If the inline PDF is not rendering correctly, you can download the PDF file here.
1. Athos A. Levinson B. Kistler A. Zemansky J. Bostrom A. Freimer N. Gitschier J. (2007). Dichotomy and perceptual distortions in absolute pitch ability. PNAS 104(37) 14795-14800.
2. Baharloo S. Johnston P. Service S. Gitschier J. Freimer N. (1998). Absolute pitch: An approach for identification of genetic and nongenetic components. American Journal of Human Genetics 62 224-231.
3. Giuleanu V. (1975). Principii fundamentale în teoria muzicii București: Muzicală.

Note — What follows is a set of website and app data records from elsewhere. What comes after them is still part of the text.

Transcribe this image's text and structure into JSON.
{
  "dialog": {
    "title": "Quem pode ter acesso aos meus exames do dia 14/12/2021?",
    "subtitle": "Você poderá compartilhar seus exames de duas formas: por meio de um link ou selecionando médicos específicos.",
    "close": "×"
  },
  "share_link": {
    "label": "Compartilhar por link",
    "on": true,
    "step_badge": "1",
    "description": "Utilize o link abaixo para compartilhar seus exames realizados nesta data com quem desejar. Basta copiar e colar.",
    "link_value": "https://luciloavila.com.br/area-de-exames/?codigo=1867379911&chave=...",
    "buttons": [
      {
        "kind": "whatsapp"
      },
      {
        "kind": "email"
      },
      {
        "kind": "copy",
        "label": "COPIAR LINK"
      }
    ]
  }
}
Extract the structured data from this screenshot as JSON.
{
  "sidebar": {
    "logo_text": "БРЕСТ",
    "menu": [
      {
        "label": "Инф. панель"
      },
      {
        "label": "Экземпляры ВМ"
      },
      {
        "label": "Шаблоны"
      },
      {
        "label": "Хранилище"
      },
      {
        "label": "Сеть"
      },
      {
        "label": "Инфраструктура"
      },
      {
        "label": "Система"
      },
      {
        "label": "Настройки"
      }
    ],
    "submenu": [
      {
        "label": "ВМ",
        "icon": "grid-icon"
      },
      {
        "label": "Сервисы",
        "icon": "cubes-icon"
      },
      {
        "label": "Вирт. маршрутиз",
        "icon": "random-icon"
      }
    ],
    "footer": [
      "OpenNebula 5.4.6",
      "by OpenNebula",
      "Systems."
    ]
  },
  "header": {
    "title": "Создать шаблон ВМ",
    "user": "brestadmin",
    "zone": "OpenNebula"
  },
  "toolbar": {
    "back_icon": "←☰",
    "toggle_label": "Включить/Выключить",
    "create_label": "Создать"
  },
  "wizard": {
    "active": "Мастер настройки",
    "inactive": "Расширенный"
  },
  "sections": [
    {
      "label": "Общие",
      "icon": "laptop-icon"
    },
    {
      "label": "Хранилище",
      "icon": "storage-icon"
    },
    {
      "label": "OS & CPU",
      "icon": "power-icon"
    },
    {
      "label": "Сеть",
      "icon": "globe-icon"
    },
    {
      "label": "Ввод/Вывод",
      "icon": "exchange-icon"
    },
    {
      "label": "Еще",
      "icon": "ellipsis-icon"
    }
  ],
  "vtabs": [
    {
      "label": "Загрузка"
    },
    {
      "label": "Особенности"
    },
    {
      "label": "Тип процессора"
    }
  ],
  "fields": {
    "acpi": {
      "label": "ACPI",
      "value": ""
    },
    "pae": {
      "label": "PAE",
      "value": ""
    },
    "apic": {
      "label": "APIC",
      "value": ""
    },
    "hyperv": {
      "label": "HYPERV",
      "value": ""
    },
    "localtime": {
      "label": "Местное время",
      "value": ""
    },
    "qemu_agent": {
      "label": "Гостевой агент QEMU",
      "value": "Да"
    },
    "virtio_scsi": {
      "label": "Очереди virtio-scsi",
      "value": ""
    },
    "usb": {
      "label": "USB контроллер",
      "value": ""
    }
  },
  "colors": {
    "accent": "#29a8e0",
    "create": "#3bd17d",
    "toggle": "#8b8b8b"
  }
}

4. Granholm E. & Steinhauer S.R. (2004). Introduction: Pupillometric measures of cognitive and emotional processing. International Journal of Psychophysiology 52 1-6.
5. Hsieh I. & Saberi K. (2009). Virtual pitch extraction from harmonic structures by absolute-pitch musicians. Acoustical Physics 55(2) 232-239.
6. Lockhead G. & Byrd R. (1981). Practically perfect pitch. Journal of Acoustical Society of America 70(2) 387-389.
7. Menon V. Levitin D. Smith B.K. Lembke A. Krasnov B.D. Glazer D. Glover G.H. McAdams S. (2002). Neural correlates of timbre change in harmonic sounds. NeuroImage 17 1742-1754.
8. Miyazachi K. & Ogawa Y. (2006). Learning absolute pitch by children: A cross-sectional study. Music Perception 24(1) 63-78.
9. Miyazachi K. (1989). Absolute pitch identification: Effects of timbre and pitch region. Music Perception 7(1) 1-14.
10. Parncutt R. & Levitin D. (1999). Absolute pitch. Grove Dictionary.
11. Schlemmer K. Kulke F. Kuchinke L. Meer E. (2005). Absolute pitch and pupillary response: Effects of timbre and key color. Psychophysiology 42 465-472.
12. Semal C. & Demany L. (1990). The upper limit of “musical” pitch. Music Perception 8(2) 165-176.
13. Takeuchi A. & Hulse S. (1993). Absolute pitch. Psychological Bulletin 113(2) 345-361.
14. Urmă D. (1982). Acustică și muzică. București: Științifică și enciclopedică.
15. Vanzella P. & Schellenberg E. (2010). Absolute pitch: Effects of timbre on note-naming ability. PLoS ONE 5(11) e15449.
16. Zatorre R. (2003). Absolute pitch: A model for understanding the influence of genes and development on neural and cognitive function. Nature Neuroscience 6(7) 692-695.
17. Zattore R.J. Belin P. (2001). Spectral and temporal processing in human auditory cortex. Cerebral Cortex 11 946-953.